**BRIEF**. Scan the records below. List lines holding "apache".

**INPUT**.
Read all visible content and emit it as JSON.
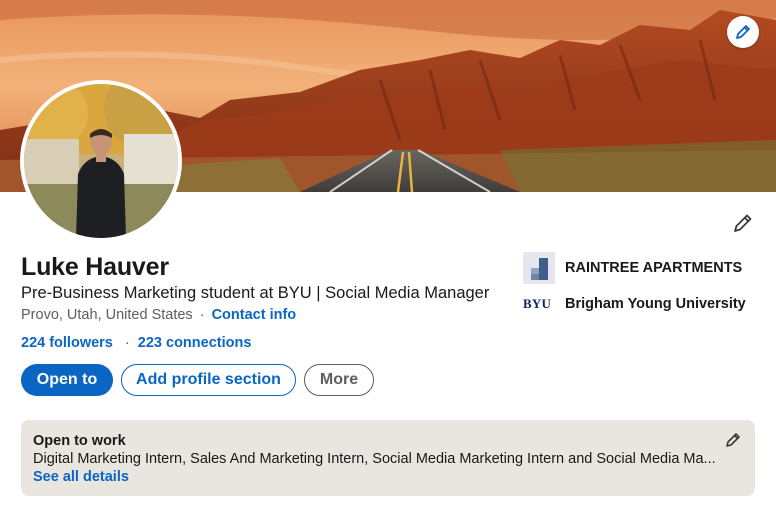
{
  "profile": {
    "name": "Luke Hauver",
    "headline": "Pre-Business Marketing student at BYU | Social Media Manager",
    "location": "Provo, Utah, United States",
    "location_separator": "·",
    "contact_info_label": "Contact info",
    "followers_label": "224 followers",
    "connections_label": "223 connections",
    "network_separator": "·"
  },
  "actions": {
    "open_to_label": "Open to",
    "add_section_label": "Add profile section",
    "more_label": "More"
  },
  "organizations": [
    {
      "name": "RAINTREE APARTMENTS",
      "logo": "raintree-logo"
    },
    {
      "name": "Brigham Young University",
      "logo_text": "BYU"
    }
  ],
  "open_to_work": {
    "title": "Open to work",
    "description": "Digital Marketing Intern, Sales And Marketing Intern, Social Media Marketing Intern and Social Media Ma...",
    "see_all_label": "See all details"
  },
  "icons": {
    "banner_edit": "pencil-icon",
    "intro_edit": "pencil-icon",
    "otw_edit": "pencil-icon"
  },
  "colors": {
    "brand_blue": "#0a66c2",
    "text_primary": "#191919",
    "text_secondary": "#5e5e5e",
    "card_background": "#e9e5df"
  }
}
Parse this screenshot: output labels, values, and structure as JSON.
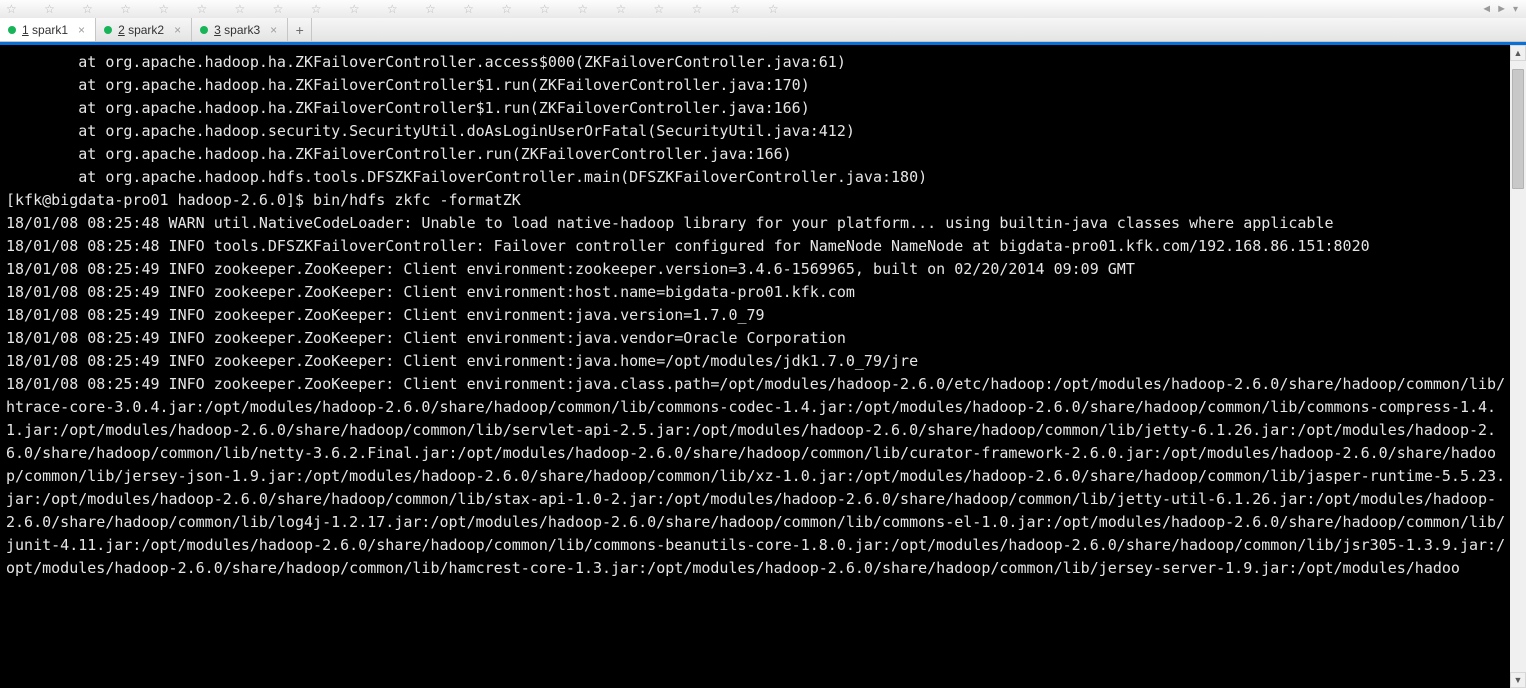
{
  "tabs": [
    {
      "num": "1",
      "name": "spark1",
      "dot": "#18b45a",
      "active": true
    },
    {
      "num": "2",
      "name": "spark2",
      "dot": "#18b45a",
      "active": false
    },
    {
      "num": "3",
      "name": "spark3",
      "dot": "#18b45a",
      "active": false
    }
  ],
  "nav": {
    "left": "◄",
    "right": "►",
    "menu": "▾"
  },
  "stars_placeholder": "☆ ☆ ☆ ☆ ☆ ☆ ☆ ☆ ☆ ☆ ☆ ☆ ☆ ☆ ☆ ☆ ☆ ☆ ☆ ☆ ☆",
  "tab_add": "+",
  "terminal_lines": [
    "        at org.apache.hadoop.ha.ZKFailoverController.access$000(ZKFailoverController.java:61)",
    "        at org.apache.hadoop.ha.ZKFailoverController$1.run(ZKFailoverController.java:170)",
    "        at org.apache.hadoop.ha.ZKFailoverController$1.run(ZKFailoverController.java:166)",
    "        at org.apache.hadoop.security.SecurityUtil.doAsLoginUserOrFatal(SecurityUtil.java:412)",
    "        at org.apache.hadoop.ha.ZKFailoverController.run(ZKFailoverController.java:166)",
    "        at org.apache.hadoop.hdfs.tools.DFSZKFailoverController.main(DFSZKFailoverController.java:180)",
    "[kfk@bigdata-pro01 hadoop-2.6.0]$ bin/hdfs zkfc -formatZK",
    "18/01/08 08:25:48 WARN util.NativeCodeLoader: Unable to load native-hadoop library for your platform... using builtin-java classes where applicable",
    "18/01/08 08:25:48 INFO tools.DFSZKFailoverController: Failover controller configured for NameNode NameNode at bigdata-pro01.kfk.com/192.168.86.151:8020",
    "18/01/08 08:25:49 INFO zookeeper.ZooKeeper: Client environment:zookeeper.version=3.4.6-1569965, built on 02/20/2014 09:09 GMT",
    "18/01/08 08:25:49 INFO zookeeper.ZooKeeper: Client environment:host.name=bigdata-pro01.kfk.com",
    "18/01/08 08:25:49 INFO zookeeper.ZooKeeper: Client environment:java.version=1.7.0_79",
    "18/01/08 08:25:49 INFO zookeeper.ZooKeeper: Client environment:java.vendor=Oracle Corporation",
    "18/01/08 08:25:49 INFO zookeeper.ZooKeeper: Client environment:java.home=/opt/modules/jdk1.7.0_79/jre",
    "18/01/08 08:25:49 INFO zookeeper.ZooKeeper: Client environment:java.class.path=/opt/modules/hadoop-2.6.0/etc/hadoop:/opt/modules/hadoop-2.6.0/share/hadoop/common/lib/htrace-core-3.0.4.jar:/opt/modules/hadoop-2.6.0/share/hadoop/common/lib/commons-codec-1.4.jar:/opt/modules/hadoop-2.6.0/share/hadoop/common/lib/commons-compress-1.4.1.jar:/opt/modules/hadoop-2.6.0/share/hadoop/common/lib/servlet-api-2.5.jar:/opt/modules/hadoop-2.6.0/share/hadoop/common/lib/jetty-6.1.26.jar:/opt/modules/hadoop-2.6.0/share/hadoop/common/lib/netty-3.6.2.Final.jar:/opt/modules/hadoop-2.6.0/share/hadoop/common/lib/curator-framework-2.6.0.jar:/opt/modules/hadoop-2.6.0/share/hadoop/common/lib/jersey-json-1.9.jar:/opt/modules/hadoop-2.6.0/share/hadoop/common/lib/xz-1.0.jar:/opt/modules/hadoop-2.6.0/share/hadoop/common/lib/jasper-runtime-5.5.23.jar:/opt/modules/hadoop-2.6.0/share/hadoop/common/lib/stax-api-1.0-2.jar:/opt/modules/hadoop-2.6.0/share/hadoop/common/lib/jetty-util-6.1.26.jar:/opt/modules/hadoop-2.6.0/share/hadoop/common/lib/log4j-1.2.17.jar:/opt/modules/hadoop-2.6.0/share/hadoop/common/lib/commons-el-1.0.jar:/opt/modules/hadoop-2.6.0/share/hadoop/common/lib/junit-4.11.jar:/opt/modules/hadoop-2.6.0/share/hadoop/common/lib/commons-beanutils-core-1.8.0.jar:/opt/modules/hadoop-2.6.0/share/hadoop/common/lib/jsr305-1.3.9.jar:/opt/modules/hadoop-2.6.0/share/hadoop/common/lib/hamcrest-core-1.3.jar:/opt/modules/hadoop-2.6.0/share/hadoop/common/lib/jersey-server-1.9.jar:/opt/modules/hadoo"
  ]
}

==

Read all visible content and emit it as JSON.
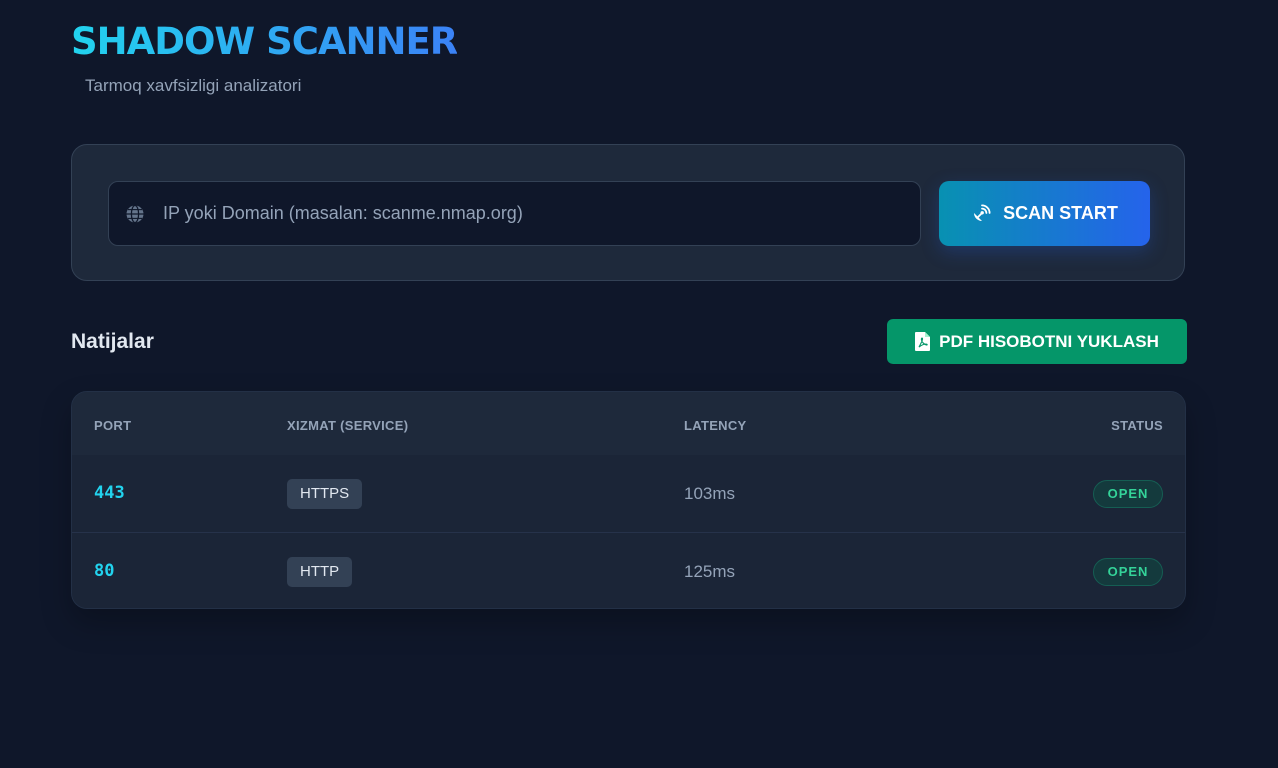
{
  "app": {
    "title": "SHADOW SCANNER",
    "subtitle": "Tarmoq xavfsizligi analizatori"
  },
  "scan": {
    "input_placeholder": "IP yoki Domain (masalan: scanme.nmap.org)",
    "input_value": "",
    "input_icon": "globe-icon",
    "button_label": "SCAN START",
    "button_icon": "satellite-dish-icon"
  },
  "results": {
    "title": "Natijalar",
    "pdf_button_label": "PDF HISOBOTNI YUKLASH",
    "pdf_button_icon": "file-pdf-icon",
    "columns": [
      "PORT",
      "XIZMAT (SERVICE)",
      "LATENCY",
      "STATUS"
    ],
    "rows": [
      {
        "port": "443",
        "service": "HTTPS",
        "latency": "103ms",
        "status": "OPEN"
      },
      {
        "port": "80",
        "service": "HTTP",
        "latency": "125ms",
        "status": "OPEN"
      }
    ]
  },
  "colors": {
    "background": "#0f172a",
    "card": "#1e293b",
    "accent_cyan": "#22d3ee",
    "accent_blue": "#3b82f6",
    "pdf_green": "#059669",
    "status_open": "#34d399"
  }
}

**WRITTEN RESPONSE**.
    "        at org.apache.hadoop.ha.ZKFailoverController.access$000(ZKFailoverController.java:61)",
    "        at org.apache.hadoop.ha.ZKFailoverController$1.run(ZKFailoverController.java:170)",
    "        at org.apache.hadoop.ha.ZKFailoverController$1.run(ZKFailoverController.java:166)",
    "        at org.apache.hadoop.security.SecurityUtil.doAsLoginUserOrFatal(SecurityUtil.java:412)",
    "        at org.apache.hadoop.ha.ZKFailoverController.run(ZKFailoverController.java:166)",
    "        at org.apache.hadoop.hdfs.tools.DFSZKFailoverController.main(DFSZKFailoverController.java:180)",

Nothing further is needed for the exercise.